American National Bank's partnership with community leaders in an economically depressed part of Omaha is spurring development and job growth.
In the bank's $10 million, five-year lending program, business leaders help other community members get commercial, consumer, and mortgage loans from the bank.
So far, the effort has generated $2.5 million of loans and commitments, resulting in about 100 new jobs in the area, said Lindsey DeBerry, who chairs the Rebuilding North Omaha Committee, the community group that is working with the bank.
"This area was redlined without a doubt," Mr. Lindsey said, adding that chairman and chief executive officer "John Kotouc and American National Bank are to be commended on their efforts in rebuilding the community that has been neglected for so very long."
Next month is the anniversary of the $220 million-asset bank's involvement in the program.
"We think we've actually brought more people into the banking process who would have not had any contact with the bank," Mr. Kotouc said. What makes the program unique is, "this committee actually has some authority," Mr. Kotouc said.
The committee is made up of six community members and three bank employees, including Mr. Kotouc and a senior lender.

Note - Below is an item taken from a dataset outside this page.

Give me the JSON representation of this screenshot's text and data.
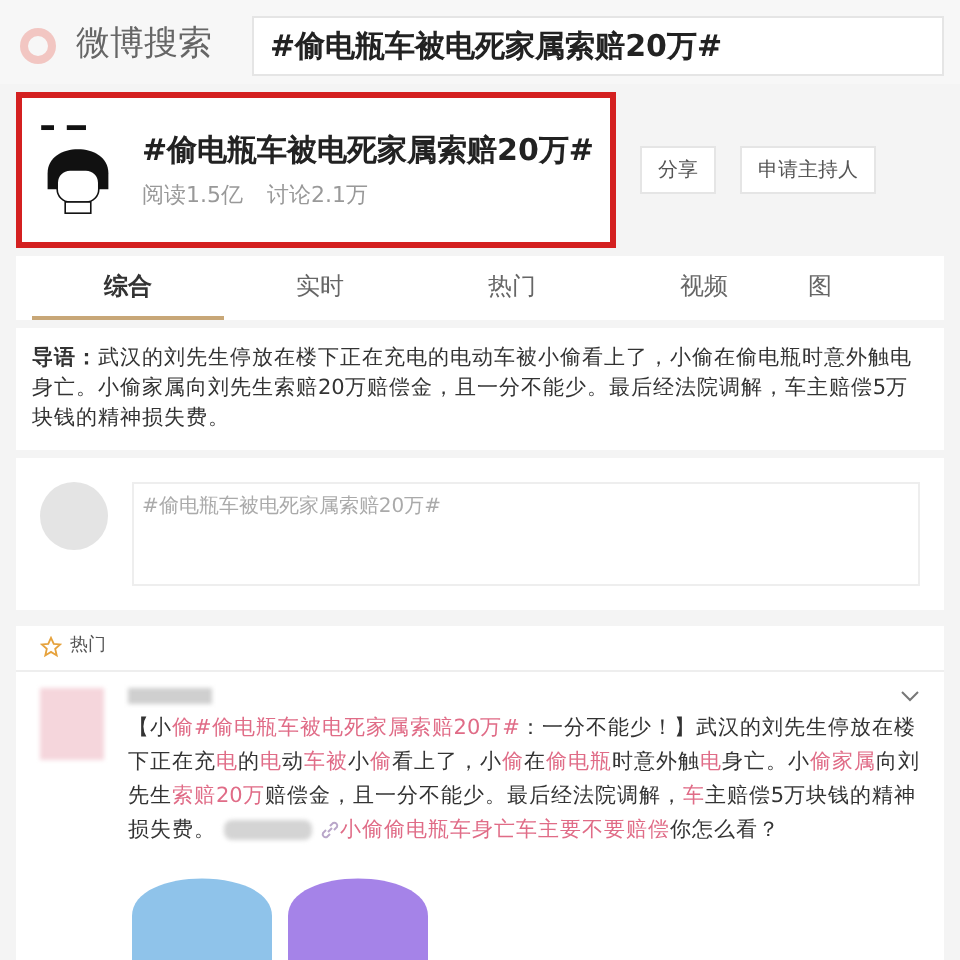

It not only generates loan prospects, but also examines loan applications. Commercial loans in this program have averaged $19,000, while home loans are averaging $44,000.
The effort evolved after community leaders began investigating how to solve the area's problems a couple of years ago. Mr. DeBerry, in charge of examining financing, found lending in the community to be "atrocious." To compound the problem, "African-Americans have been intimidated by the banks," he said of the majority of the area's population.

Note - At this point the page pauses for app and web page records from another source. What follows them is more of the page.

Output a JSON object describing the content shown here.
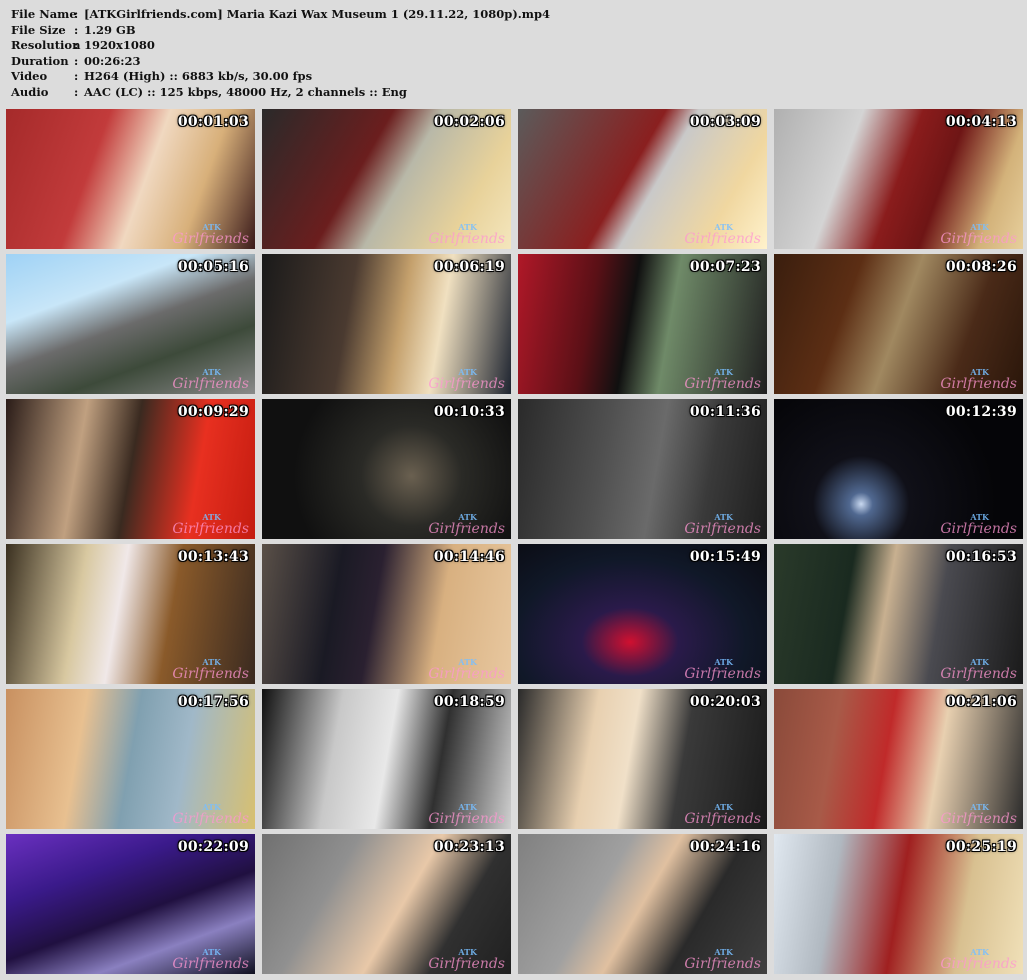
{
  "file_info": [
    {
      "key": "File Name",
      "value": "[ATKGirlfriends.com] Maria Kazi Wax Museum 1 (29.11.22, 1080p).mp4"
    },
    {
      "key": "File Size",
      "value": "1.29 GB"
    },
    {
      "key": "Resolution",
      "value": "1920x1080"
    },
    {
      "key": "Duration",
      "value": "00:26:23"
    },
    {
      "key": "Video",
      "value": "H264 (High) :: 6883 kb/s, 30.00 fps"
    },
    {
      "key": "Audio",
      "value": "AAC (LC) :: 125 kbps, 48000 Hz, 2 channels :: Eng"
    }
  ],
  "separator": ":",
  "watermark_top": "ATK",
  "watermark_bottom": "Girlfriends",
  "thumbnails": [
    {
      "time": "00:01:03",
      "bg": "linear-gradient(110deg,#a52a2a 0%,#c23b3b 35%,#f0d8c0 55%,#d8b07a 75%,#3a1a1a 100%)"
    },
    {
      "time": "00:02:06",
      "bg": "linear-gradient(120deg,#2a2a2a 0%,#6b1e1e 40%,#b8b8a8 55%,#e8d29a 80%,#f4e6bd 100%)"
    },
    {
      "time": "00:03:09",
      "bg": "linear-gradient(120deg,#5b5b5b 0%,#8a1f1f 45%,#c9c9c9 55%,#f0d7a0 80%,#fff2cc 100%)"
    },
    {
      "time": "00:04:13",
      "bg": "linear-gradient(110deg,#b0b0b0 0%,#d4d4d4 30%,#8a1c1c 50%,#6e1515 65%,#d3b27a 85%,#e7cf9c 100%)"
    },
    {
      "time": "00:05:16",
      "bg": "linear-gradient(160deg,#9fd2f5 0%,#c8e6f8 30%,#6b6b6b 50%,#3d4a3a 70%,#8a8a8a 100%)"
    },
    {
      "time": "00:06:19",
      "bg": "linear-gradient(100deg,#1a1a1a 0%,#4a3a30 35%,#c4a06c 55%,#f0e0c0 70%,#1e2430 100%)"
    },
    {
      "time": "00:07:23",
      "bg": "linear-gradient(100deg,#b01828 0%,#5a1016 30%,#101010 45%,#6f8a68 60%,#202020 100%)"
    },
    {
      "time": "00:08:26",
      "bg": "linear-gradient(110deg,#3a1e0e 0%,#5c2e14 30%,#a08860 50%,#4a2a18 75%,#2a160a 100%)"
    },
    {
      "time": "00:09:29",
      "bg": "linear-gradient(100deg,#2a1c18 0%,#c0a080 30%,#3a2a20 50%,#e83020 75%,#c41c10 100%)"
    },
    {
      "time": "00:10:33",
      "bg": "radial-gradient(circle at 60% 55%,#6a6050 0%,#2a2a26 30%,#101010 70%)"
    },
    {
      "time": "00:11:36",
      "bg": "linear-gradient(100deg,#2a2a2a 0%,#505050 35%,#6a6a6a 55%,#3a3a3a 75%,#1e1e1e 100%)"
    },
    {
      "time": "00:12:39",
      "bg": "radial-gradient(circle at 35% 75%,#c8d8f0 0%,#506890 6%,#101018 25%,#050508 70%)"
    },
    {
      "time": "00:13:43",
      "bg": "linear-gradient(100deg,#3a3020 0%,#d8c8a0 30%,#f0e8e8 45%,#8a5a2a 65%,#3a2a20 100%)"
    },
    {
      "time": "00:14:46",
      "bg": "linear-gradient(100deg,#5a5048 0%,#1a1a24 30%,#2a2030 45%,#d8b080 70%,#e8c8a0 100%)"
    },
    {
      "time": "00:15:49",
      "bg": "radial-gradient(ellipse at 45% 70%,#d01030 0%,#2a1a4a 25%,#101828 60%,#0a0a10 100%)"
    },
    {
      "time": "00:16:53",
      "bg": "linear-gradient(100deg,#2a3a2a 0%,#1a2a20 30%,#c8b090 45%,#4a4a50 65%,#1a1a1a 100%)"
    },
    {
      "time": "00:17:56",
      "bg": "linear-gradient(100deg,#c89060 0%,#e8c090 30%,#80a0b0 50%,#a0b8c8 70%,#d8c070 100%)"
    },
    {
      "time": "00:18:59",
      "bg": "linear-gradient(100deg,#101010 0%,#c8c8c8 30%,#e8e8e8 50%,#303030 70%,#d0d0d0 100%)"
    },
    {
      "time": "00:20:03",
      "bg": "linear-gradient(100deg,#2a2a2a 0%,#e8d0b0 30%,#f0e0c8 45%,#3a3a3a 65%,#1a1a1a 100%)"
    },
    {
      "time": "00:21:06",
      "bg": "linear-gradient(100deg,#8a4a3a 0%,#a85a48 25%,#c02a2a 45%,#e8d0b0 65%,#2a2a2a 100%)"
    },
    {
      "time": "00:22:09",
      "bg": "linear-gradient(160deg,#6a30c0 0%,#3a1a8a 30%,#201040 55%,#8a80c0 75%,#101020 100%)"
    },
    {
      "time": "00:23:13",
      "bg": "linear-gradient(120deg,#707070 0%,#909090 30%,#e8c8a8 55%,#303030 75%,#202020 100%)"
    },
    {
      "time": "00:24:16",
      "bg": "linear-gradient(120deg,#808080 0%,#a0a0a0 35%,#e0c0a0 50%,#2a2a2a 70%,#404040 100%)"
    },
    {
      "time": "00:25:19",
      "bg": "linear-gradient(100deg,#e0e8f0 0%,#b0b8c0 25%,#a02020 50%,#d8c090 75%,#f0e0b8 100%)"
    }
  ]
}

Now, many people interested in loans contact the community members on the committee first to discuss ideas and business plans.
For instance, Mr. DeBerry, who owns a travel agency, recently helped a borrower get a $68,000 loan for what he believes is the state's first black-owned telemarketing company.

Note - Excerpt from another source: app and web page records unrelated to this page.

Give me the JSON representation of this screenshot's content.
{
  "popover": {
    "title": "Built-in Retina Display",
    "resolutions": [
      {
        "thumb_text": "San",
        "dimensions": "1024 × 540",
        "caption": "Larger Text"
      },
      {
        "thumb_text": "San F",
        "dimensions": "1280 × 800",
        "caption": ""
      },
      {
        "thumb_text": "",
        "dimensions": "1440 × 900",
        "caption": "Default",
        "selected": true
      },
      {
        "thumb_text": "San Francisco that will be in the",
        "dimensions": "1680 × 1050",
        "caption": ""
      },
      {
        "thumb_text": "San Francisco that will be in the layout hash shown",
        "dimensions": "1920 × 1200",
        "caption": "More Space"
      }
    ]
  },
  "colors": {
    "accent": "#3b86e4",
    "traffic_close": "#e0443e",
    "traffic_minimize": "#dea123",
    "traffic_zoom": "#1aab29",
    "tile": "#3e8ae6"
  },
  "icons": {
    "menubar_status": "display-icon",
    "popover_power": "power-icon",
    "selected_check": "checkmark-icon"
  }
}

American National entered North Omaha in 1990 when it acquired a bank with branches there. The bank that was acquired had a "needs to improve" Community Reinvestment Act rating, while American National had earned a "satisfactory," Mr. Kotouc said.
Mr. DeBerry said he approached area banks about community investment initiatives and that American National was the most responsive.
American National's lending program "is the most important effort we've got going," said Preston Love, a community activist and business consultant who spearheaded the overall examination of North Omaha's plight. "This has been the bright light in that total darkness."
Mr. Love and Mr. DeBerry both commend American National's Mr. Kotouc for his active involvement. "He didn't send his henchmen," Mr. DeBerry said. "He came himself."
A Midwest Bank's Strategy for Meeting Community Development Needs
* In January 1994, American National Bank, Omaha, starts $10 million, five-year lending program in economically depressed North Omaha
* The Rebuilding North Omaha Committee, made up of six community leaders and three American National bankers, helps find loan prospects, including those who might not otherwise use a bank
* The committee, which includes bank CEO John Kotouc and a senior lender, also has the authority to examine credits and make loans
* TO DATE: The effort has generated $2.5 million in commercial, consumer, and residential loans and commitments in the area, resulting in 100 new jobs